INZ considers a range of factors when determining whether any suitable New Zealanders are available for the work. This includes, but isn’t limited to, things like:

  • the employer's case in support of an individual worker's application; and
  • evidence of a genuine attempt by the employer to recruit New Zealanders, through advertising and the use of other channels, such as recruitment agencies
  • advice from Work and Income about the availability of New Zealand citizens or residence class visa holder workers to do the work offered; and
  • advice from relevant stakeholders within the particular industry, including unions

How long will it take to process the Essential Skills work visa application I’m supporting?

Due to the complexities of the situation and INZ’s current limited visa processing capability, we’re unable to give exact timeframes of when these applications will be processed. However, we aim to do so as quickly as possible given the current constraints on visa processing resources.

Can I submit this further evidence now, even though I haven’t been asked for it yet?

INZ will request additional evidence at the time the application is being assessed.

What about if the role I want to recruit for is on the skills shortage list?

No New Zealanders are considered available if the job offered is on one of the skills shortage lists, and the applicants meets the qualification and work experience required by the list for that particular job.

What if I want to hire someone under the Skilled Migrant Category?

There is no labour market test for applications under the Skilled Migrant Category (SMC).

I need to hire someone but I can’t pay them a full wage like I normally would. How does this impact the work visa application?

To be granted an Essential Skills work visa, the applicant must be paid the market rate for the role. Where you are unable to pay them the normal rate for the role, then you should provide evidence that either the market rate for the role has changed, or reasons why the visa should be granted despite the market rate not being paid.
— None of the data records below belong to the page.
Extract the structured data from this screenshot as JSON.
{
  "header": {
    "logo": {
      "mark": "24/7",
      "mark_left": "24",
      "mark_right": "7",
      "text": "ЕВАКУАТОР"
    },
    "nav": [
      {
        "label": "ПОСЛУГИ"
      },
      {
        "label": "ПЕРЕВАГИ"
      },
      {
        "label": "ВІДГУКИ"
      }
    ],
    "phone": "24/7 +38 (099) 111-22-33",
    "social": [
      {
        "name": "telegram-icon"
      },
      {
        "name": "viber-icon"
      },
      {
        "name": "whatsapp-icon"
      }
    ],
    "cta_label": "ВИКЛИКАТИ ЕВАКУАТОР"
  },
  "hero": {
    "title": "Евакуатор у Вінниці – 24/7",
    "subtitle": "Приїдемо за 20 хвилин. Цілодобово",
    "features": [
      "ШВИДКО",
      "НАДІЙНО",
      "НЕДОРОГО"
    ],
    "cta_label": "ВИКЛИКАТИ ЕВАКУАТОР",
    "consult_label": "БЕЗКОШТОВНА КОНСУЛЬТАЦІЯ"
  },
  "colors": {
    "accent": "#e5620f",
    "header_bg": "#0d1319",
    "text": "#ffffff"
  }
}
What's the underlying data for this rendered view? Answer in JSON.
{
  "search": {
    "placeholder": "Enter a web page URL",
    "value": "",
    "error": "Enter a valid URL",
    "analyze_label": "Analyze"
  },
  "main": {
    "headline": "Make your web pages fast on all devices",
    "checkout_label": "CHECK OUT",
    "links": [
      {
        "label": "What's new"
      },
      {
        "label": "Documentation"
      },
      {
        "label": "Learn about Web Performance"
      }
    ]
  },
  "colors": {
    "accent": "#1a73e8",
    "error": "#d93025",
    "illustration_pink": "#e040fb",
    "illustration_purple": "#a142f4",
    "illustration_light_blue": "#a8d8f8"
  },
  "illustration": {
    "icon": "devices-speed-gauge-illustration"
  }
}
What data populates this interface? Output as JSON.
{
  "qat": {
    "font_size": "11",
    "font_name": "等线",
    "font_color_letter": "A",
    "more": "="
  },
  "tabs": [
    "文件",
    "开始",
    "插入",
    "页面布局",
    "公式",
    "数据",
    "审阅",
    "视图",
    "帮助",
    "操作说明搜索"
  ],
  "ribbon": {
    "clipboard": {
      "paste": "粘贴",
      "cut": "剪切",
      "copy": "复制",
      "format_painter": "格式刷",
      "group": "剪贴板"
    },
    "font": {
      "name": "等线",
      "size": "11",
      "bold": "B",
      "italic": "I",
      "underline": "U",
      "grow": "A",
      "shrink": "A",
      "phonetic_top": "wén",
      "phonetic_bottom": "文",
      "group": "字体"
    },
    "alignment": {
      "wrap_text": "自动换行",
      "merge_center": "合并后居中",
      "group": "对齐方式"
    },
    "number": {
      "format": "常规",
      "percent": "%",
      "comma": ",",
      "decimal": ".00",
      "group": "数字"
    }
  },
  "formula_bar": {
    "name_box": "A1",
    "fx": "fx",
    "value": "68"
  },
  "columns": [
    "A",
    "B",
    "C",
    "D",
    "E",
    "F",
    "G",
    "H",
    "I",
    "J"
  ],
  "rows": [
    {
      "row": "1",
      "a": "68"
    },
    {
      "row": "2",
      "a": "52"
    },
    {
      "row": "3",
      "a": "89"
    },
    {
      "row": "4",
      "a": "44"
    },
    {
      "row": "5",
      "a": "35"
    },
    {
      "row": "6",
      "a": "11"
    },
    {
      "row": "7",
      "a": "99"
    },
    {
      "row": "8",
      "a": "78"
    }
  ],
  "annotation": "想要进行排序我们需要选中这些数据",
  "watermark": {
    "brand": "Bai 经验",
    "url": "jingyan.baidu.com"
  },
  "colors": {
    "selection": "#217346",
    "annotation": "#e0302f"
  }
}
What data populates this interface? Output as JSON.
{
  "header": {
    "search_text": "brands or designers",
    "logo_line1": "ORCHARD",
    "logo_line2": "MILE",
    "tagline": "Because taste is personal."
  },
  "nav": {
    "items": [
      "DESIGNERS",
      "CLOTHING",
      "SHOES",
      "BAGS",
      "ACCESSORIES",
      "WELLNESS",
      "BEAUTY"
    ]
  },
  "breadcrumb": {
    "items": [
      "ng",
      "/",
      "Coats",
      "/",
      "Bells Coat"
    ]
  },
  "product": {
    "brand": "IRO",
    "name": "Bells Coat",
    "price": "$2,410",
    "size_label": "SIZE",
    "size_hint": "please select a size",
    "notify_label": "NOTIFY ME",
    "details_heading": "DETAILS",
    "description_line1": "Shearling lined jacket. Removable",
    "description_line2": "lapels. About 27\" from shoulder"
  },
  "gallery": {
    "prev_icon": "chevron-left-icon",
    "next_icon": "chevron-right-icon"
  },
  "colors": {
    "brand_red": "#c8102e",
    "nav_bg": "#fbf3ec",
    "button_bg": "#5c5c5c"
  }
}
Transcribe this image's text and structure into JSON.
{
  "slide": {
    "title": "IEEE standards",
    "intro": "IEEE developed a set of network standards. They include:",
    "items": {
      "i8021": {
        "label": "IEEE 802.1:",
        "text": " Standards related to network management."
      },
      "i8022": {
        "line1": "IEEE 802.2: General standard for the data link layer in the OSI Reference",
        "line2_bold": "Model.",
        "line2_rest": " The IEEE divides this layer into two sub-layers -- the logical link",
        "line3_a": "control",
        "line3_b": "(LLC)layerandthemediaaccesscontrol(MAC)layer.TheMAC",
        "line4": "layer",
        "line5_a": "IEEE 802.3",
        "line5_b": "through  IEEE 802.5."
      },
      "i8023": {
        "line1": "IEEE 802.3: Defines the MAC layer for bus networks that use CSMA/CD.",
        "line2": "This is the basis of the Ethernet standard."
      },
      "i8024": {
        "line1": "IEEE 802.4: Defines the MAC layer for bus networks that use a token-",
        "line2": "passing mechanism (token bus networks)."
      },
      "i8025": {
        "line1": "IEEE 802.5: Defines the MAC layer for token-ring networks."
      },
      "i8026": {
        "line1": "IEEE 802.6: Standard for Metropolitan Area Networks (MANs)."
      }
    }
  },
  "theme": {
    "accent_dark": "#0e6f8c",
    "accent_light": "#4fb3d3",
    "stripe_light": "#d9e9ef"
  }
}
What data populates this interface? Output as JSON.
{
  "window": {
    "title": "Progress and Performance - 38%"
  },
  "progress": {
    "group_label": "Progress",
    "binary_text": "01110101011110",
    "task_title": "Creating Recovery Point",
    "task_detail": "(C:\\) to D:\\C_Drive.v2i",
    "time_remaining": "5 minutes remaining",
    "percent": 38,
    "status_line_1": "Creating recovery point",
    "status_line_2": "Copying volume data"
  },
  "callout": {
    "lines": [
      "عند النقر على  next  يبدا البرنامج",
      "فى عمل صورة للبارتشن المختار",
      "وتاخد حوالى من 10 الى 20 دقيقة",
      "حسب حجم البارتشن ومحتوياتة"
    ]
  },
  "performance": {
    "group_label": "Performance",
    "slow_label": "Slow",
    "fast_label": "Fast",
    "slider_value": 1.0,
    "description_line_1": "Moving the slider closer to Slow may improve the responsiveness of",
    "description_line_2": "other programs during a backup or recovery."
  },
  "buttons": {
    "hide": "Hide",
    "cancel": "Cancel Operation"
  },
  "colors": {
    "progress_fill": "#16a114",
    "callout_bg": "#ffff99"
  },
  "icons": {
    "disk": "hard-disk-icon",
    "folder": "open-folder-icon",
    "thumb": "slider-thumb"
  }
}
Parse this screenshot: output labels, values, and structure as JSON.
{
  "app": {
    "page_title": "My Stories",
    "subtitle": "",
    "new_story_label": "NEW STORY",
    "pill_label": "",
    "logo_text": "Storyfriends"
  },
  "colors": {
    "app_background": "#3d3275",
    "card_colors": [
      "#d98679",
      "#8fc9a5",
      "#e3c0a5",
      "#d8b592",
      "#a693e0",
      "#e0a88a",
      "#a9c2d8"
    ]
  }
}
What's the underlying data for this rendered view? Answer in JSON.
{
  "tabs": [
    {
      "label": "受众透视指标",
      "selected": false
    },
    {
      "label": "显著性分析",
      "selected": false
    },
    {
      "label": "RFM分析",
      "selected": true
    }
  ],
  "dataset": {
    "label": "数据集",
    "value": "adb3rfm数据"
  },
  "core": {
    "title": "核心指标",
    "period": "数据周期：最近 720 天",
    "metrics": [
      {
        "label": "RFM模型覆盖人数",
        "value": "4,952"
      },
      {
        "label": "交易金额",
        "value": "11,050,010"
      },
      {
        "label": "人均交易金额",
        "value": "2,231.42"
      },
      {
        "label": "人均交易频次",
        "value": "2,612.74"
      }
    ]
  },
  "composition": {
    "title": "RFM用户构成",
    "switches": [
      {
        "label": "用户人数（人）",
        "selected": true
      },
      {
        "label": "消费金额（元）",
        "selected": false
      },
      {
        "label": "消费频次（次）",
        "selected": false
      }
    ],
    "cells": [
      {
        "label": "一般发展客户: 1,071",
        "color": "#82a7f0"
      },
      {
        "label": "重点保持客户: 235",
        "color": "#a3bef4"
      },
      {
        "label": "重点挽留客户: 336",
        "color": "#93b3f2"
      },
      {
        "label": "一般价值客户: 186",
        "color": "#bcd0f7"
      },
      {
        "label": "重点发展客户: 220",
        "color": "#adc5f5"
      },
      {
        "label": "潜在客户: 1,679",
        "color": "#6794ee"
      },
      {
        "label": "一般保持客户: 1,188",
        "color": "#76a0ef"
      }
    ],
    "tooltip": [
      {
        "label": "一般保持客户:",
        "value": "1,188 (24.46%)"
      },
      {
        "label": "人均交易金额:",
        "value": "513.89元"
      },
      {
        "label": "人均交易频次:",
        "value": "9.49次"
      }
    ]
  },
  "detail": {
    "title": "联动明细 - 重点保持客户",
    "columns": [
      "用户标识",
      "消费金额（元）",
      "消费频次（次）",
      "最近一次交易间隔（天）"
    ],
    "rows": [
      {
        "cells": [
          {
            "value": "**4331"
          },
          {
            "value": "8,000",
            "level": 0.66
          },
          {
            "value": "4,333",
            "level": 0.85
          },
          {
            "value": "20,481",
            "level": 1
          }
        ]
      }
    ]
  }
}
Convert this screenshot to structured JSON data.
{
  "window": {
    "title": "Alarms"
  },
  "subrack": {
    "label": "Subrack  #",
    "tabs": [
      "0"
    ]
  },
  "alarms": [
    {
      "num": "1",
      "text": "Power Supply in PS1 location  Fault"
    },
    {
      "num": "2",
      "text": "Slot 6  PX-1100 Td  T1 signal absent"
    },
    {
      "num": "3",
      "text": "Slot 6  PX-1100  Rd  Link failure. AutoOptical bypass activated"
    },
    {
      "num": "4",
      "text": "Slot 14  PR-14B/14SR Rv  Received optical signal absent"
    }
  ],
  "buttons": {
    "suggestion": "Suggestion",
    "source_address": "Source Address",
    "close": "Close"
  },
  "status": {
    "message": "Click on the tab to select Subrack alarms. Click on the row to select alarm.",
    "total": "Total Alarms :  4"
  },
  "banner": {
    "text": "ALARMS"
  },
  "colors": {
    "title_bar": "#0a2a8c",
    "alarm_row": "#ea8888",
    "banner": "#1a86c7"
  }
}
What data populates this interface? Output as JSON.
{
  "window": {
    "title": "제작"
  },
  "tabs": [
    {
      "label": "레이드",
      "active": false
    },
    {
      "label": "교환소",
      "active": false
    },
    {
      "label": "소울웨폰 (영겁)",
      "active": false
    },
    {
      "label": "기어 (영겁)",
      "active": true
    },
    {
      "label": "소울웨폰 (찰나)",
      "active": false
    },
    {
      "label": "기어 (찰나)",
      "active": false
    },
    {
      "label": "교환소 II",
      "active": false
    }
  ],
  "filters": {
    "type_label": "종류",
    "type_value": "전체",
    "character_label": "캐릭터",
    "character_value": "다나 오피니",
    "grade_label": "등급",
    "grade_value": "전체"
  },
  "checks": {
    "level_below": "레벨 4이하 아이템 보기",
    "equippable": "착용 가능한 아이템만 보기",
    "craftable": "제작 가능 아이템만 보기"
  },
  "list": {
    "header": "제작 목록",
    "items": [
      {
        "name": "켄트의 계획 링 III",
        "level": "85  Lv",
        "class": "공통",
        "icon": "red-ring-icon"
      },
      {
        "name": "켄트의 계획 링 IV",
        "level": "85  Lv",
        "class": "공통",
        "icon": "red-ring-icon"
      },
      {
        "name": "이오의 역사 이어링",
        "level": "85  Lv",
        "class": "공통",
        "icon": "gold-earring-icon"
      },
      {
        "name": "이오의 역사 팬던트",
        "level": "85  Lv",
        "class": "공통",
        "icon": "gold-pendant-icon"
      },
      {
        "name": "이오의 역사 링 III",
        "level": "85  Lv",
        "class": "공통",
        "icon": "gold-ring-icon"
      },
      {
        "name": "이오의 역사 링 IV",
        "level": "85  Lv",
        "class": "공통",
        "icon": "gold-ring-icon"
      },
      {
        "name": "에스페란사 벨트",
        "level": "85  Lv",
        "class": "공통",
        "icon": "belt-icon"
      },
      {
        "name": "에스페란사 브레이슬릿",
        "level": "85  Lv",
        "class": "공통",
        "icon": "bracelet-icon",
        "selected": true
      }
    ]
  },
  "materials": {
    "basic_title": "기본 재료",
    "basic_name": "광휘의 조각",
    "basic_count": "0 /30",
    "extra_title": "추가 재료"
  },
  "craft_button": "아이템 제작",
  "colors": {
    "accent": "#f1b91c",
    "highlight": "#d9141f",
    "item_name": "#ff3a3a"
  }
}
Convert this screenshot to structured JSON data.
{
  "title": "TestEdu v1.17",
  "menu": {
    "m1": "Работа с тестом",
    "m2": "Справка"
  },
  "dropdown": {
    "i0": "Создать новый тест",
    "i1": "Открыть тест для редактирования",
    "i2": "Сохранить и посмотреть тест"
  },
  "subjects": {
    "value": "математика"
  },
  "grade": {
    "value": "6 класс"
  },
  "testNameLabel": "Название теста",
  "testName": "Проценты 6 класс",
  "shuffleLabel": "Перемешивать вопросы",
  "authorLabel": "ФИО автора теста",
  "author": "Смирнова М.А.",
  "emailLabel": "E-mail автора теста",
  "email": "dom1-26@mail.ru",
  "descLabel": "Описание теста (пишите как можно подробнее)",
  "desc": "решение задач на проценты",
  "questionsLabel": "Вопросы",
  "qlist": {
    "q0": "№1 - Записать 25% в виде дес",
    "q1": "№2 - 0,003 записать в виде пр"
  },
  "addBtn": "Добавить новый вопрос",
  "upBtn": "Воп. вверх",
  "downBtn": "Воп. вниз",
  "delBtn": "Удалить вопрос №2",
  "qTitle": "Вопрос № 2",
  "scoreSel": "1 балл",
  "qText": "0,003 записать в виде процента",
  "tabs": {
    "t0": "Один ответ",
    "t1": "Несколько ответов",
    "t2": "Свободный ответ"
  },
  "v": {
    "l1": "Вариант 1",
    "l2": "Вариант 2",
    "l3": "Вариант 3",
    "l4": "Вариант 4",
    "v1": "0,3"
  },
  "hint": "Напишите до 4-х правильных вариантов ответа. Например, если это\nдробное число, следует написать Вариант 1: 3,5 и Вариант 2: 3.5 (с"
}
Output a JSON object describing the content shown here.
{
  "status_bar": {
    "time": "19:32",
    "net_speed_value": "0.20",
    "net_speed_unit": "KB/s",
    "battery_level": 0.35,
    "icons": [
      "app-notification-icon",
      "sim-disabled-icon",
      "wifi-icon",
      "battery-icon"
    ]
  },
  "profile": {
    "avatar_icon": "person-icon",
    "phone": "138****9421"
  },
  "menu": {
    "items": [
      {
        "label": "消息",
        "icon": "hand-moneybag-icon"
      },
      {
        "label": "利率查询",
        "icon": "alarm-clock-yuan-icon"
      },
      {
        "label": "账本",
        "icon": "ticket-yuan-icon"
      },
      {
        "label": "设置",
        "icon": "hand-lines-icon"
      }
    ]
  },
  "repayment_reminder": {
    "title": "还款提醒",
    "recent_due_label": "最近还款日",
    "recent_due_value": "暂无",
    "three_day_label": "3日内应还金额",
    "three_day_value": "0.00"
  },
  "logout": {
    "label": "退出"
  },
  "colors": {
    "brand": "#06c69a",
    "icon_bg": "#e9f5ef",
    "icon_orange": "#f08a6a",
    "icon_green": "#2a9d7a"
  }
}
These applications will be assessed on a case-by-case basis. The wage or salary paid must also always be above the minimum wage. The pay offered may also affect the duration of the visa and whether the visa holder is able to support visas for family members.

What if I want to recruit migrant workers in the future – how long will these changes be in place?

Decisions around changes to Immigration Instructions are made by the government. INZ and the wider Ministry of Business, Innovation and Employment is working through possible options for longer term solutions, and providing advice to the Minister of Immigration. This is a rapidly evolving situation and we’re unable to give a timeframe at this stage, but will keep employers informed and provide more information as decisions are made. In the meantime INZ will continue to process visas according to current Government policy as expressed in immigration instructions.

There might be New Zealanders available somewhere, but people aren’t able to move regions due to COVID-19. Does this mean I still have to hire them over migrant workers?

Employers who are unable to recruit New Zealanders for a vacancy due to COVID-19 restrictions should be able to provide evidence of particular barriers where this is the case.

If I can’t hire the migrant worker I need, I’m not going to be able to keep my business running. What options are available?

Essential Skills work visa applications will be assessed in date order [which basically means there are no options available and you need to be organised quickly].

Are we able to hire migrants for a short period of time just to see us through, and move to hire New Zealanders later down the track?

Essential Skills work visas are granted for the duration that the employment is offered, for a maximum of period of 12 months, three years, or five years (depending on the skill level of the role). Employment law may determine what are considered sufficient reasons for offering employment for a fixed term and you may wish to seek legal advice on your options.